Mission accomplished with collateral damage

Mission accomplished with collateral damage

There was little room for a surprise anyway; the Istanbul Specially Authorized 13th Criminal Court ruled on August 5 for life imprisonment of 19 people, including Prime Minister Tayyip Erdoğan’s former Chief of General Staff, retired general İlker Başbuğ, on charges of attempting to overthrow the government through an illegal organization called “Ergenekon.” Among those who are sentenced for life there are other retired generals like Başbuğ’s Deputy Hasan Iğsız, former Gendarmerie Commander Şener Eruygur and former (Istanbul based) First Army Commander Hurşit Tolon. And among civilian figures who get life imprisonment there are political figures like Workers’ Party (İP) leader Doğu Perinçek and (former journalist) Yeni Party (YP) leader Tuncay Özkan, nationalist lawyer Kemal Kerinçsiz (who had lead opening of numerous cases against Turkish-Armenian journalist Hrant Dink before his murder in 2007 and Alparslan Arslan the murderer of Council of State member Mustafa Yücel Özbilgin in 2006.
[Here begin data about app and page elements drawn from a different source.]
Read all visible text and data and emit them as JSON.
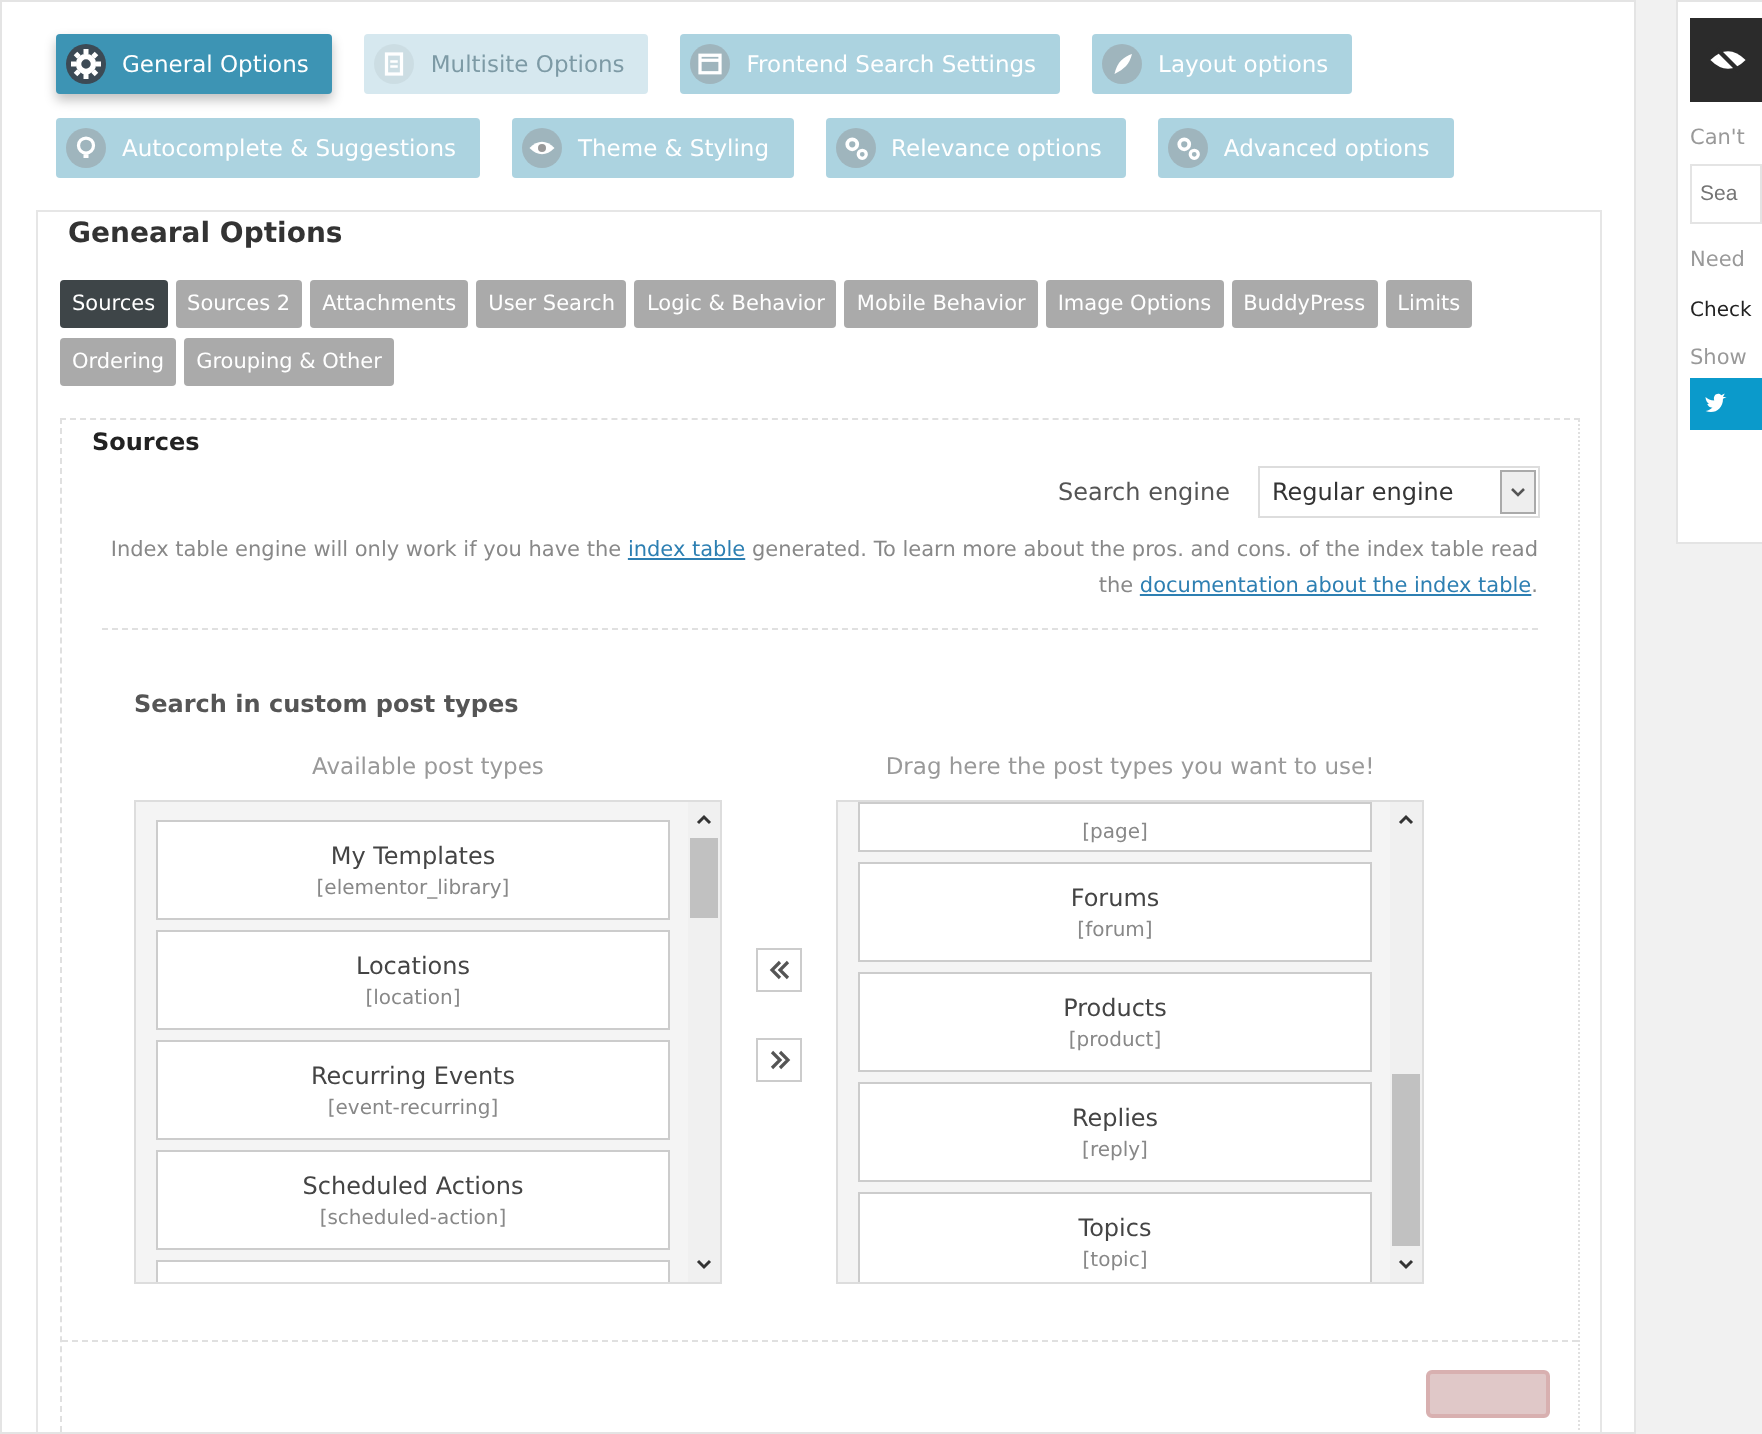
{
  "main_tabs": [
    {
      "label": "General Options",
      "selected": true,
      "disabled": false
    },
    {
      "label": "Multisite Options",
      "selected": false,
      "disabled": true
    },
    {
      "label": "Frontend Search Settings",
      "selected": false,
      "disabled": false
    },
    {
      "label": "Layout options",
      "selected": false,
      "disabled": false
    },
    {
      "label": "Autocomplete & Suggestions",
      "selected": false,
      "disabled": false
    },
    {
      "label": "Theme & Styling",
      "selected": false,
      "disabled": false
    },
    {
      "label": "Relevance options",
      "selected": false,
      "disabled": false
    },
    {
      "label": "Advanced options",
      "selected": false,
      "disabled": false
    }
  ],
  "section": {
    "title": "Genearal Options",
    "sub_tabs": [
      {
        "label": "Sources",
        "selected": true
      },
      {
        "label": "Sources 2",
        "selected": false
      },
      {
        "label": "Attachments",
        "selected": false
      },
      {
        "label": "User Search",
        "selected": false
      },
      {
        "label": "Logic & Behavior",
        "selected": false
      },
      {
        "label": "Mobile Behavior",
        "selected": false
      },
      {
        "label": "Image Options",
        "selected": false
      },
      {
        "label": "BuddyPress",
        "selected": false
      },
      {
        "label": "Limits",
        "selected": false
      },
      {
        "label": "Ordering",
        "selected": false
      },
      {
        "label": "Grouping & Other",
        "selected": false
      }
    ],
    "sources": {
      "title": "Sources",
      "engine_label": "Search engine",
      "engine_value": "Regular engine",
      "note_before": "Index table engine will only work if you have the",
      "note_link": "index table",
      "note_middle": "generated.  To learn more about the pros. and cons. of the index table read the",
      "note_link2": "documentation about the index table",
      "note_end": ".",
      "post_types": {
        "title": "Search in custom post types",
        "available_label": "Available post types",
        "selected_label": "Drag here the post types you want to use!",
        "available": [
          {
            "kind": "full",
            "name": "My Templates",
            "slug": "[elementor_library]"
          },
          {
            "kind": "full",
            "name": "Locations",
            "slug": "[location]"
          },
          {
            "kind": "full",
            "name": "Recurring Events",
            "slug": "[event-recurring]"
          },
          {
            "kind": "full",
            "name": "Scheduled Actions",
            "slug": "[scheduled-action]"
          },
          {
            "kind": "cut"
          }
        ],
        "chosen": [
          {
            "kind": "slug-only",
            "slug": "[page]"
          },
          {
            "kind": "full",
            "name": "Forums",
            "slug": "[forum]"
          },
          {
            "kind": "full",
            "name": "Products",
            "slug": "[product]"
          },
          {
            "kind": "full",
            "name": "Replies",
            "slug": "[reply]"
          },
          {
            "kind": "full",
            "name": "Topics",
            "slug": "[topic]"
          }
        ]
      },
      "toggle": {
        "on": false
      }
    }
  },
  "sidebar": {
    "heading_1": "Can't",
    "search_placeholder": "Sea",
    "heading_2": "Need",
    "link": "Check",
    "heading_3": "Show"
  }
}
There are prominent figures who were sentenced to heavy penalties by the court like journalist Mustafa Balbay (34 years), scholar and writer Yalçın Küçük (22 years), former head of Turkey’s Supreme Education Board Kemal Gürüz (13 years) and internationally renowned surgeon Mehmat Haberal (12 years) for participating in the conspiracy against the Erdoğan’s Justice and Development Party (AK Parti) government.

Haberal was released since he already served a part of his sentence in the trials which had started in 2008. Haberal had been elected as a member of parliament on the main opposition Republican People’s Party (CHP) list when he was in prison; so he can take his oath and begin his political career. But Balbay, who had also been elected as a CHP MP will stay inside. Another CHP deputy, Sinan Aygün, the former head of the Chamber of Commerce of Ankara, who is currently free, was sentenced to 13 years by the court.

The ruling of the court added more to controversy during the trials because of long and extended detention periods and restrictions on the defense rights of the defendants.

On the other hand it reflects the determination of Erdoğan and his government against any intentions to undermine a democratically elected administration which had cost three military coups in Turkey in the Cold War times between 1960 and 1980, plus a psychological operation in 1997 causing the government of the tine to resign.

In a way, Erdoğan accomplished his mission to deter the military from intervening into politics and anyone who would see a place for military in Turkish political system. It started with a government statement on April 28, 2007 against a military statement a day before, telling military to mind their own business, for the first time in Turkish politics, then declaring early elections to endorse his power, opening up the Ergenekon probe the same year and strengthening the Criminal Code regarding attempts against the political system. The violations of rights of defenders in Ergenekon case, could be regarded as collateral damage for this firm deterrence operation and government added an article to the 2010 referendum which put a Constitutional Court stage in front of Turkish citizens’ application to European Court of Human Rights, like a preemptive move against the possibility of most of the cases yesterday would end up in Strasbourg.

The Ergenekon trials indeed changed at least a part of Turkish society’s views on the abnormality of military involvement in politics; there was the collateral damage which it seems Erdoğan was ready to pay the price for which he might have thought it would be worth.

The ruling of the Court is likely to be a turning point in Turkish political life.